HARTFORD, CT — A rash of juvenile crime involving car theft seemed an unavoidable subject Tuesday as Gov. Ned Lamont and proponents of two recently passed laws on gun policy gathered for a ceremonial bill signing.
During an event at a Hartford nonprofit, Lamont and organizers celebrated a law that enables Medicaid to fund violence prevention programming like the services the organization offers. The other law expands the state’s “red flag” law, enabling courts to issue risk warrants for police to seize firearms from potentially violent or suicidal people.
The governor signed both bills back in June and Tuesday’s event was meant to highlight their impact. But the ceremony came as sometimes violent carjacking incidents continued to grab headlines around the state. The Hartford Courant reported Tuesday that a man was shot outside his Addison Street home after encountering a would-be thief attempting to break into his vehicle.
Lamont said his administration has been working with police chiefs and court administrators on policies aimed at juvenile crime prevention and expanding the information available to judges as they decide whether a youth offender should be detained.
“In many cases … that judge does not know whether this is just a first-time indiscretion, and you want to head that off and make sure it doesn’t happen again, or whether it’s the ninth time and you got a chronic offender and they deserve a different type of response,” Lamont said. “Our judges are going to be in a much better position to make sure we have the appropriate response.”
Many local police chiefs have been outspoken on the issue, citing cases where they’ve encountered difficulties detaining a small number of juvenile offenders despite dozens of prior arrests in some instances.
On Tuesday, James Rovella, the state public safety commissioner and former Hartford police chief, said he had met with law enforcement leaders around the state and believed much of the problem was attributable to a small number of kids. Rovella estimated there were between 100 and 200 habitual offenders.

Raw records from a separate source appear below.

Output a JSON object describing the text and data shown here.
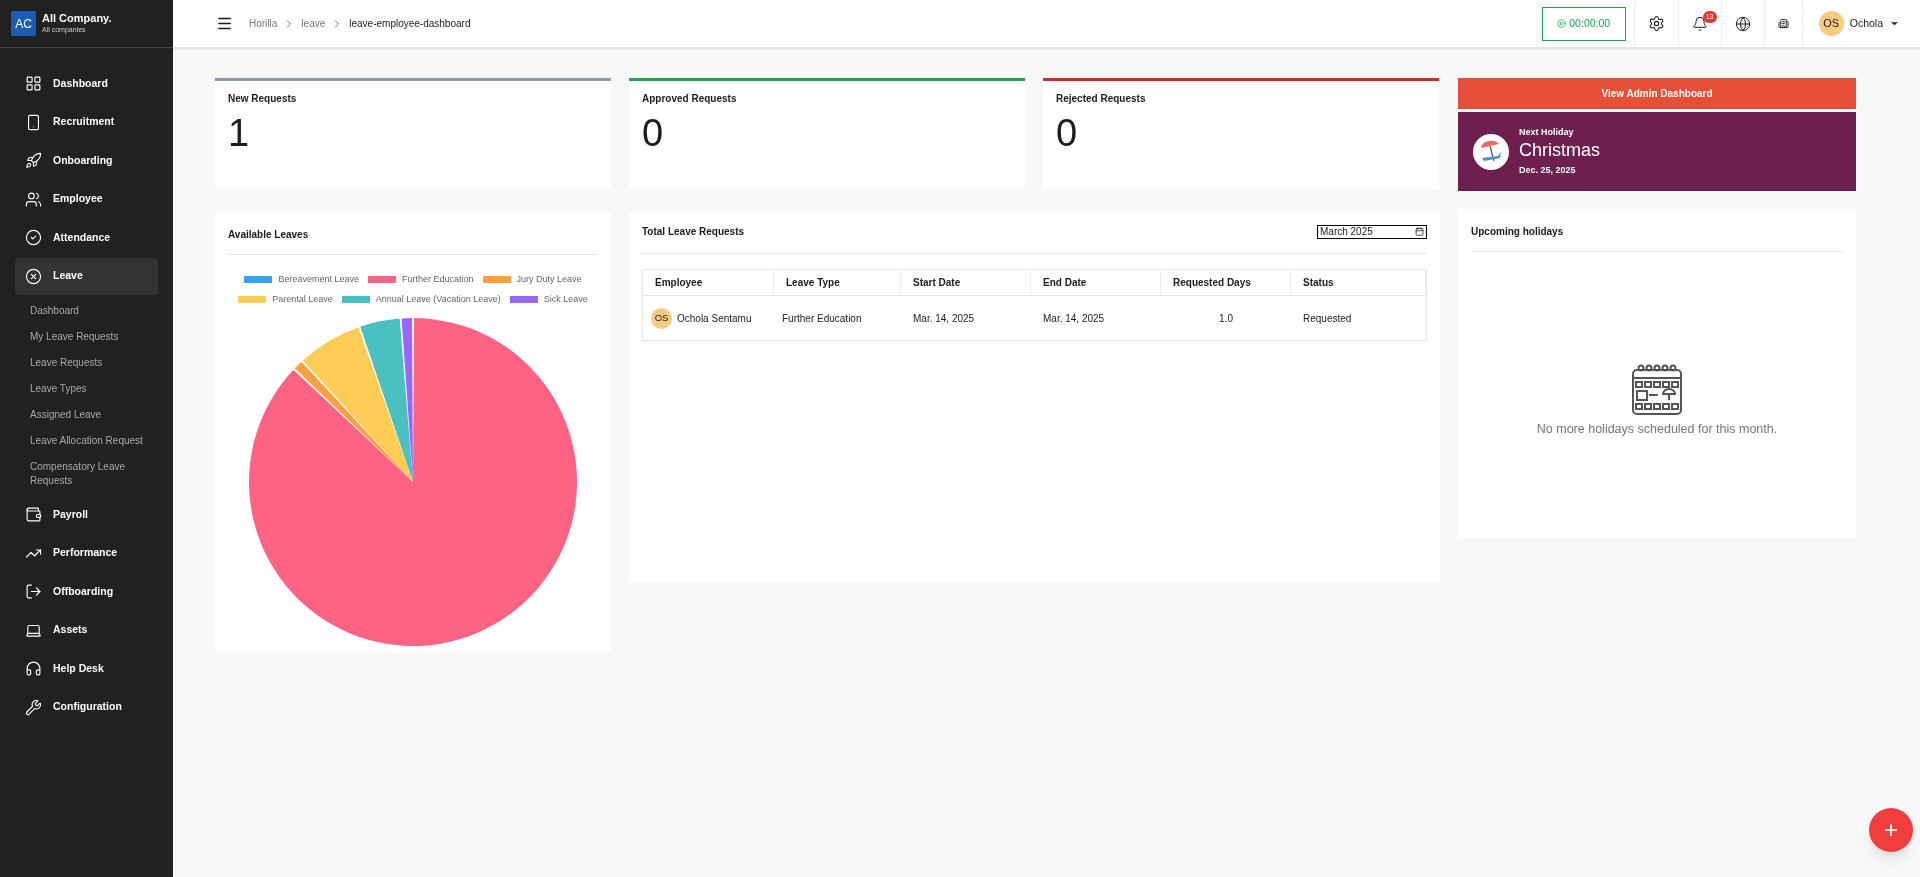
{
  "company": {
    "logo": "AC",
    "name": "All Company.",
    "subtitle": "All companies"
  },
  "sidebar": {
    "items": [
      {
        "label": "Dashboard",
        "selected": false
      },
      {
        "label": "Recruitment",
        "selected": false
      },
      {
        "label": "Onboarding",
        "selected": false
      },
      {
        "label": "Employee",
        "selected": false
      },
      {
        "label": "Attendance",
        "selected": false
      },
      {
        "label": "Leave",
        "selected": true,
        "children": [
          {
            "label": "Dashboard",
            "selected": false
          },
          {
            "label": "My Leave Requests",
            "selected": false
          },
          {
            "label": "Leave Requests",
            "selected": false
          },
          {
            "label": "Leave Types",
            "selected": false
          },
          {
            "label": "Assigned Leave",
            "selected": false
          },
          {
            "label": "Leave Allocation Request",
            "selected": false
          },
          {
            "label": "Compensatory Leave Requests",
            "selected": false
          }
        ]
      },
      {
        "label": "Payroll",
        "selected": false
      },
      {
        "label": "Performance",
        "selected": false
      },
      {
        "label": "Offboarding",
        "selected": false
      },
      {
        "label": "Assets",
        "selected": false
      },
      {
        "label": "Help Desk",
        "selected": false
      },
      {
        "label": "Configuration",
        "selected": false
      }
    ]
  },
  "breadcrumb": [
    "Horilla",
    "leave",
    "leave-employee-dashboard"
  ],
  "topbar": {
    "timer": "00:00:00",
    "notifications": "13",
    "user": {
      "initials": "OS",
      "name": "Ochola"
    }
  },
  "stat_cards": [
    {
      "title": "New Requests",
      "value": "1",
      "color": "#8e99ab"
    },
    {
      "title": "Approved Requests",
      "value": "0",
      "color": "#1ba64f"
    },
    {
      "title": "Rejected Requests",
      "value": "0",
      "color": "#cf2e28"
    }
  ],
  "admin_button": "View Admin Dashboard",
  "next_holiday": {
    "label": "Next Holiday",
    "name": "Christmas",
    "date": "Dec. 25, 2025"
  },
  "available_leaves": {
    "title": "Available Leaves",
    "legend": [
      {
        "label": "Bereavement Leave",
        "color": "#36a2eb"
      },
      {
        "label": "Further Education",
        "color": "#ff6384"
      },
      {
        "label": "Jury Duty Leave",
        "color": "#ff9f40"
      },
      {
        "label": "Parental Leave",
        "color": "#ffcd56"
      },
      {
        "label": "Annual Leave (Vacation Leave)",
        "color": "#4bc0c0"
      },
      {
        "label": "Sick Leave",
        "color": "#9966ff"
      }
    ]
  },
  "total_leave_requests": {
    "title": "Total Leave Requests",
    "month": "March 2025",
    "columns": [
      "Employee",
      "Leave Type",
      "Start Date",
      "End Date",
      "Requested Days",
      "Status"
    ],
    "rows": [
      {
        "initials": "OS",
        "employee": "Ochola Sentamu",
        "leave_type": "Further Education",
        "start_date": "Mar. 14, 2025",
        "end_date": "Mar. 14, 2025",
        "requested_days": "1.0",
        "status": "Requested"
      }
    ]
  },
  "upcoming_holidays": {
    "title": "Upcoming holidays",
    "empty_message": "No more holidays scheduled for this month."
  },
  "fab": "+"
}
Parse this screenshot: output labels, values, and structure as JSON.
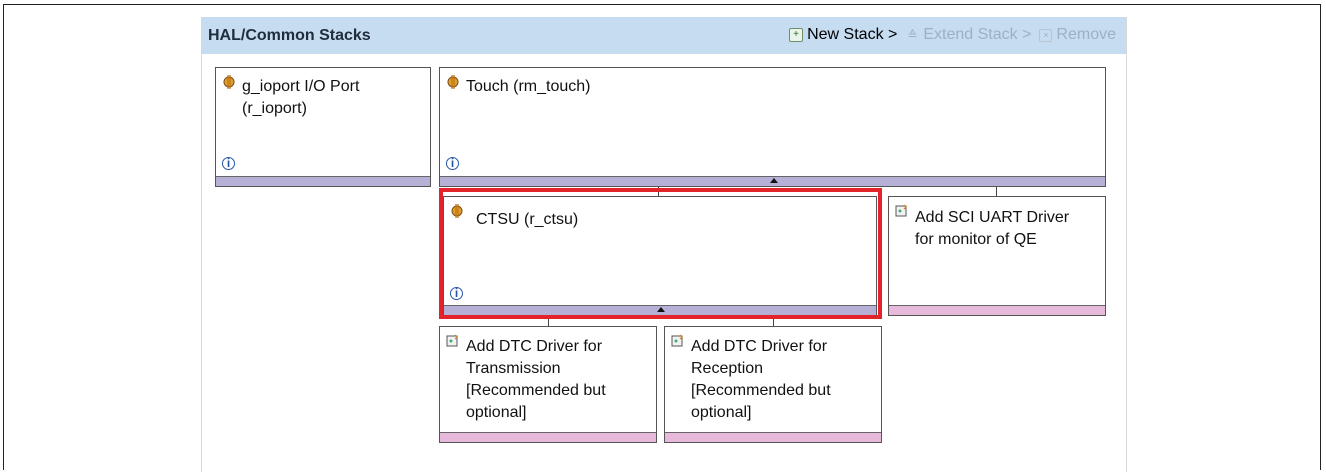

He said police need flexibility to detain them.
“We need to detain some of these kids until social services, reunifiations, drug programs, other things can take hold with these kids because we’re doing them injustice,” Rovella said. “These are the kids that are soon going to be vaulted into adult court. These are the kids who are going to … be shot out there. These are the kids that are going to turn into homicide victims.”
When a bipartisan working group of lawmakers began meeting this month to discuss policies aimed at reducing youth crime, one proposal offered by some Republicans would allow police to hold young offenders beyond a six-hour limit to allow more time to seek a detention order. On Tuesday, Rovella said he did not believe that change was necessary.
Sen. Doug McCrory, D-Hartford, said policymakers need to focus on addressing systemic problems like poverty and limited opportunities in cities if they truly want to address the issue of youth crime. He said interventions need to occur long before children reach their teens.
“We gotta start reaching these children at the ages of 10, 11, 12 years old and stop catching them once they’re problem is already in front of our faces,” McCrory said. “If we gotta change policy when these kids are 15, 16, 17, we have lost the game.”
Although lawmakers continue to meet and discuss the issue, it remains unclear what changes they will eventually recommend and whether they will require legislation. In a morning press release, Senate Minority Leader Kevin Kelly, R-Stratford, called on other legislative leaders to broaden the scope of the bipartisan talks and open them to the public.
“Connecticut is at a crossroads when it comes to making our state safer,” Kelly said. “We can choose quick fixes and nibble around the edges. Or, we can start down a new path to not only establish appropriate consequences to combat crime, but also to prevent crime, to create opportunity and hope, and to rehabilitate by looking at the big picture.”
In a phone interview, House Speaker Matt Ritter said the process would be open to the public if lawmakers determined legislation was needed to address the problem. At that point, public hearings would be held, he said.
“I have no problem with that. I would remind [Kelly] that these meetings are bipartisan,” Ritter said. “So they’ve been working in good faith and having conversations with the judicial branch. But ultimately, when they’re ready to move forward with concepts, there will be a public hearing, absolutely. And I would encourage the Senate to stay engaged in the process.”
The spike in youth crime and auto thefts has played out around the country and some criminal justice experts believe the issue may subside alongside social disruptions due to the coronavirus pandemic.